By Joshua Barajas
On the 21st floor of a nondescript building in central Beijing, a wall in apartment 2108 showcases more than 50 photos of people holding up signs with gay-friendly messages.
In one photo, Wu Youjian, known as China’s first parent to publicly support her gay son on nationwide television, holds up a handwritten sheet of paper that reads, “Love is the most beautiful rainbow.”
Founded in 2008, the LGBT Center in Beijing functions as a public, nonprofit haven for the lesbian, gay, bisexual and transgender community. Decorated with a mélange of rainbow-colored objects, the center aims to make the community more visible in a country that remains lukewarm to gay rights.
“Gay issues [are] not a priority for the government,” said Jinxia, the center’s administration manager, who asked to be identified by her last name only. “Most of our support has to come from NGOs.”
Sometimes lacking the wherewithal to pay the rent, the center relies on the support of Chinese partner organizations such as AiBai and Common Language to continue to provide activities organized by the center. The apartment’s furniture came mostly from volunteers and the community.
As one of two full-time staff members, Jinxia said the center goes beyond the movie screenings, gay chorus practices and health seminars it hosts every week. A psychological consultant from Peking University conducts a group session each week in which the center volunteers share their life stories with each other.
“The aim of the center is to provide a positive space, a platform to shake off those negative thoughts [that homosexuals face] and to enjoy life like everyone else,” said Jinxia.
There are no laws that criminalize homosexuality in China, but social acceptance of gays and lesbians has been piecemeal. Before 1997, homosexuality was considered a violation of China’s criminal code.
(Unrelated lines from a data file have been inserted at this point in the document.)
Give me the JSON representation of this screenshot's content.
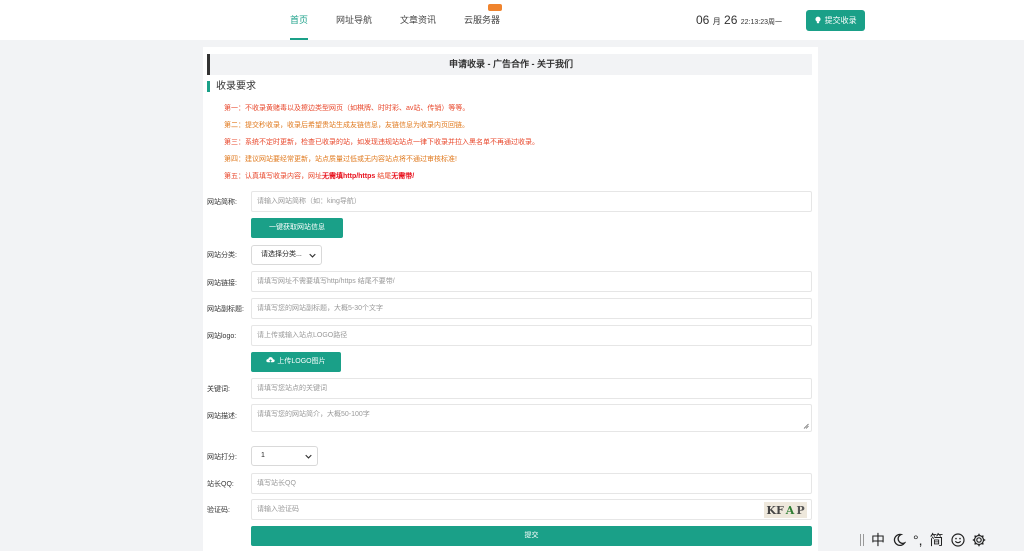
{
  "header": {
    "nav": [
      "首页",
      "网址导航",
      "文章资讯",
      "云服务器"
    ],
    "date": {
      "month": "06",
      "month_unit": "月",
      "day": "26",
      "time": "22:13:23",
      "weekday": "周一"
    },
    "submit_label": "提交收录"
  },
  "tabs_title": "申请收录 - 广告合作 - 关于我们",
  "requirements": {
    "title": "收录要求",
    "rules": [
      {
        "text": "第一：不收录黄赌毒以及擦边类型网页（如棋牌、时时彩、av站、传销）等等。"
      },
      {
        "text": "第二：提交秒收录，收录后希望贵站生成友链信息，友链信息为收录内页回链。"
      },
      {
        "text": "第三：系统不定时更新，检查已收录的站，如发现违规站站点一律下收录并拉入黑名单不再通过收录。"
      },
      {
        "text": "第四：建议网站要经常更新，站点质量过低或无内容站点将不通过审核标准!"
      },
      {
        "text_before": "第五：认真填写收录内容，网址",
        "text_bold1": "无需填http/https",
        "text_middle": " 结尾",
        "text_bold2": "无需带/"
      }
    ]
  },
  "form": {
    "name": {
      "label": "网站简称:",
      "placeholder": "请输入网站简称（如：king导航）"
    },
    "fetch_button": "一键获取网站信息",
    "category": {
      "label": "网站分类:",
      "selected": "请选择分类..."
    },
    "url": {
      "label": "网站链接:",
      "placeholder": "请填写网址不需要填写http/https 结尾不要带/"
    },
    "subtitle": {
      "label": "网站副标题:",
      "placeholder": "请填写您的网站副标题，大概5-30个文字"
    },
    "logo": {
      "label": "网站logo:",
      "placeholder": "请上传或输入站点LOGO路径"
    },
    "upload_button": "上传LOGO图片",
    "keywords": {
      "label": "关键词:",
      "placeholder": "请填写您站点的关键词"
    },
    "description": {
      "label": "网站描述:",
      "placeholder": "请填写您的网站简介，大概50-100字"
    },
    "rating": {
      "label": "网站打分:",
      "selected": "1"
    },
    "qq": {
      "label": "站长QQ:",
      "placeholder": "填写站长QQ"
    },
    "captcha": {
      "label": "验证码:",
      "placeholder": "请输入验证码",
      "code": [
        "KF",
        "A",
        "P"
      ]
    },
    "submit_button": "提交"
  },
  "ime": {
    "chinese": "中",
    "punct": "°,",
    "simplified": "简"
  },
  "colors": {
    "accent": "#1aa088",
    "warn_red": "#e8472b",
    "warn_orange": "#e07a1f",
    "hot": "#f0842e"
  }
}
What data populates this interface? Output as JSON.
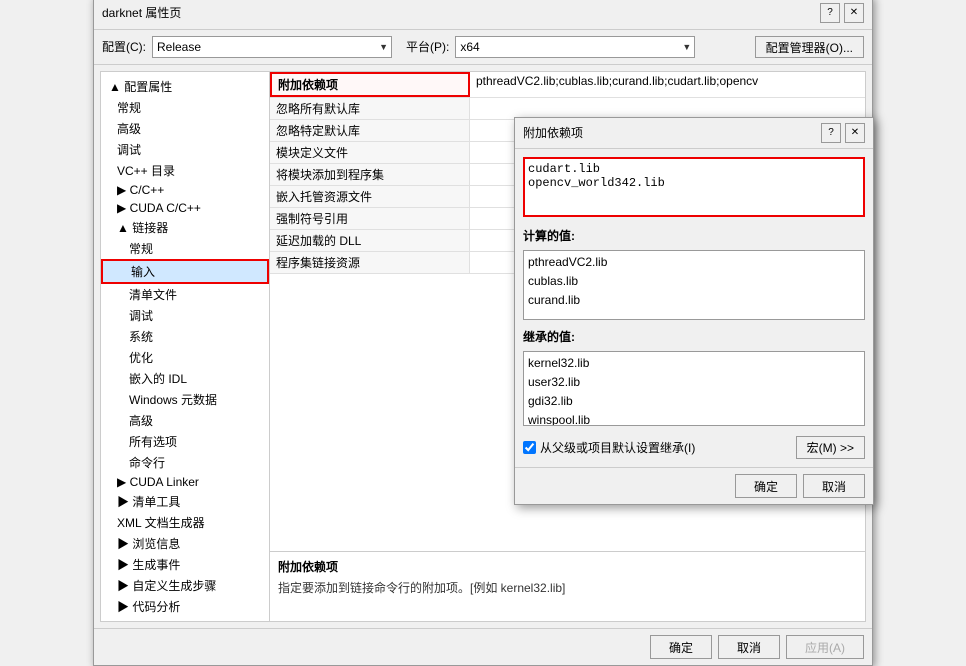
{
  "mainDialog": {
    "title": "darknet 属性页",
    "helpBtn": "?",
    "closeBtn": "✕"
  },
  "configBar": {
    "configLabel": "配置(C):",
    "configValue": "Release",
    "platformLabel": "平台(P):",
    "platformValue": "x64",
    "managerBtn": "配置管理器(O)..."
  },
  "tree": {
    "items": [
      {
        "label": "▲ 配置属性",
        "level": 0,
        "expand": true
      },
      {
        "label": "常规",
        "level": 1
      },
      {
        "label": "高级",
        "level": 1
      },
      {
        "label": "调试",
        "level": 1
      },
      {
        "label": "VC++ 目录",
        "level": 1
      },
      {
        "label": "▶ C/C++",
        "level": 1
      },
      {
        "label": "▶ CUDA C/C++",
        "level": 1
      },
      {
        "label": "▲ 链接器",
        "level": 1,
        "expand": true
      },
      {
        "label": "常规",
        "level": 2
      },
      {
        "label": "输入",
        "level": 2,
        "selected": true
      },
      {
        "label": "清单文件",
        "level": 2
      },
      {
        "label": "调试",
        "level": 2
      },
      {
        "label": "系统",
        "level": 2
      },
      {
        "label": "优化",
        "level": 2
      },
      {
        "label": "嵌入的 IDL",
        "level": 2
      },
      {
        "label": "Windows 元数据",
        "level": 2
      },
      {
        "label": "高级",
        "level": 2
      },
      {
        "label": "所有选项",
        "level": 2
      },
      {
        "label": "命令行",
        "level": 2
      },
      {
        "label": "▶ CUDA Linker",
        "level": 1
      },
      {
        "label": "▶ 清单工具",
        "level": 1
      },
      {
        "label": "XML 文档生成器",
        "level": 1
      },
      {
        "label": "▶ 浏览信息",
        "level": 1
      },
      {
        "label": "▶ 生成事件",
        "level": 1
      },
      {
        "label": "▶ 自定义生成步骤",
        "level": 1
      },
      {
        "label": "▶ 代码分析",
        "level": 1
      }
    ]
  },
  "properties": {
    "rows": [
      {
        "name": "附加依赖项",
        "value": "pthreadVC2.lib;cublas.lib;curand.lib;cudart.lib;opencv",
        "highlighted": true
      },
      {
        "name": "忽略所有默认库",
        "value": ""
      },
      {
        "name": "忽略特定默认库",
        "value": ""
      },
      {
        "name": "模块定义文件",
        "value": ""
      },
      {
        "name": "将模块添加到程序集",
        "value": ""
      },
      {
        "name": "嵌入托管资源文件",
        "value": ""
      },
      {
        "name": "强制符号引用",
        "value": ""
      },
      {
        "name": "延迟加载的 DLL",
        "value": ""
      },
      {
        "name": "程序集链接资源",
        "value": ""
      }
    ]
  },
  "description": {
    "title": "附加依赖项",
    "text": "指定要添加到链接命令行的附加项。[例如 kernel32.lib]"
  },
  "footer": {
    "okBtn": "确定",
    "cancelBtn": "取消",
    "applyBtn": "应用(A)"
  },
  "subDialog": {
    "title": "附加依赖项",
    "helpBtn": "?",
    "closeBtn": "✕",
    "editContent": "cudart.lib\nopencv_world342.lib",
    "editHighlightedLine": "opencv_world342.lib",
    "computedLabel": "计算的值:",
    "computedItems": [
      "pthreadVC2.lib",
      "cublas.lib",
      "curand.lib"
    ],
    "inheritedLabel": "继承的值:",
    "inheritedItems": [
      "kernel32.lib",
      "user32.lib",
      "gdi32.lib",
      "winspool.lib"
    ],
    "checkboxLabel": "从父级或项目默认设置继承(I)",
    "macroBtn": "宏(M) >>",
    "okBtn": "确定",
    "cancelBtn": "取消"
  }
}
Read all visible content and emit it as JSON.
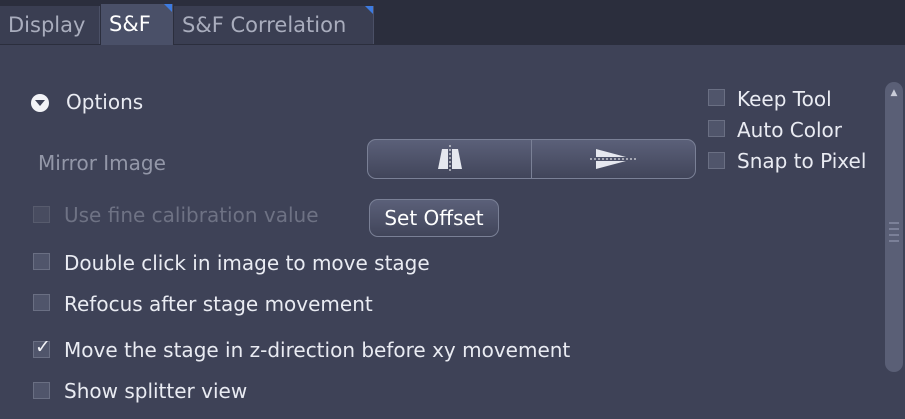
{
  "tabs": [
    {
      "label": "Display",
      "active": false
    },
    {
      "label": "S&F",
      "active": true
    },
    {
      "label": "S&F Correlation",
      "active": false
    }
  ],
  "options": {
    "header_label": "Options",
    "mirror_image_label": "Mirror Image",
    "mirror_buttons": [
      "flip-horizontal-icon",
      "flip-vertical-icon"
    ],
    "fine_calibration": {
      "label": "Use fine calibration value",
      "checked": false,
      "enabled": false
    },
    "set_offset_label": "Set Offset",
    "checkboxes": [
      {
        "label": "Double click in image to move stage",
        "checked": false
      },
      {
        "label": "Refocus after stage movement",
        "checked": false
      },
      {
        "label": "Move the stage in z-direction before xy movement",
        "checked": true
      },
      {
        "label": "Show splitter view",
        "checked": false
      }
    ]
  },
  "side_options": [
    {
      "label": "Keep Tool",
      "checked": false
    },
    {
      "label": "Auto Color",
      "checked": false
    },
    {
      "label": "Snap to Pixel",
      "checked": false
    }
  ],
  "colors": {
    "background": "#3e4257",
    "tab_accent": "#3d7be0"
  }
}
In China, the public upholds the stereotype that homosexuals are solely connected to the spread of AIDS, Jinxia said. According to the United Nations AIDS Agency (UNAIDS), the rate of HIV infection in China is relatively low (0.1 percent among adult). Of the 740,000 people living with HIV in China, 44 percent were infected through heterosexual transmission, three times the rate of homosexual transmission.
Although the Chinese government removed homosexuality from its list of mental disorders in 2001, advertisements that claim to cure homosexuality through therapy can still be found online. Filmmaker Wei Xiaogang, who’s working on a documentary on the topic, said in an interview with Time Out Beijing that Guo’ao Psychology Hospital in Beijing advertises that it could cure gayness in two to five sessions that cost 500 to 800 RMB ($92-123) each.
In the United States, the American Psychiatric Association voted to remove homosexuality from its list of mental disorders in 1973, but Christian gay conversion camps such as Exodus International still claim to be able to cure homosexuality.
And while the Chinese government occasionally shuts down LGBT websites, cities such as Beijing and Shanghai, which opened in its first LGBT center earlier this year, act as destinations for young gay adults.
“People in Beijing are quite tolerant,” said Hilary Shi, a 22-year-old volunteer at the center. “I feel easy here.”
A graduating journalism major at Beijing Foreign Studies University, Shi said she ended her three-year long distance relationship with her boyfriend recently to “find people like me.”
Shi attended a workshop organized by Les Plus, a lesbian magazine, and began volunteering at the center to become more involved within the gay community. “I feel like I need to do something to help improve the situation, maybe to help other lesbians or gays to recognize themselves for who they are,” she said.
The Chinese word for gay—“tongzhi”—dates back to the Cultural Revolution, meaning “comrade.” A term of address, it recognized a shared characteristic. Used in the gay community, it reinforces solidarity among the LGBT crowd.
Shi may be open about her sexuality in Beijing, but her parents back in Xiamen, a city in southeastern China, are not aware of Shi’s sexual orientation. She is wary about returning home because she thinks her parents will pressure her to meet a man. “If they realize their daughter’s gay, I don’t think they could take it,” Shi said.
A.J. Song, a Beijing Business and Technology University graduate, shares a similar story. Growing up in a small village, Song said it’s difficult to reveal his sexual orientation to his parents. “I’m the only child,” the 24-year-old said. “It’s not fair for them. I chose not to tell them yet.”
China’s 1979 one-child policy has made the decision difficult for some gay males to come out because in Chinese families, sons are expected to continue the family line. Homosexuality, Song said, is relatively unknown back home and coming out would be a burden to his parents. Yet he hasn’t experienced any opposition as a gay man in Beijing.
“People mind their own business,” he said. “People may find [homosexuality] disgusting, but they’re not going to act on it 99 percent of the time.”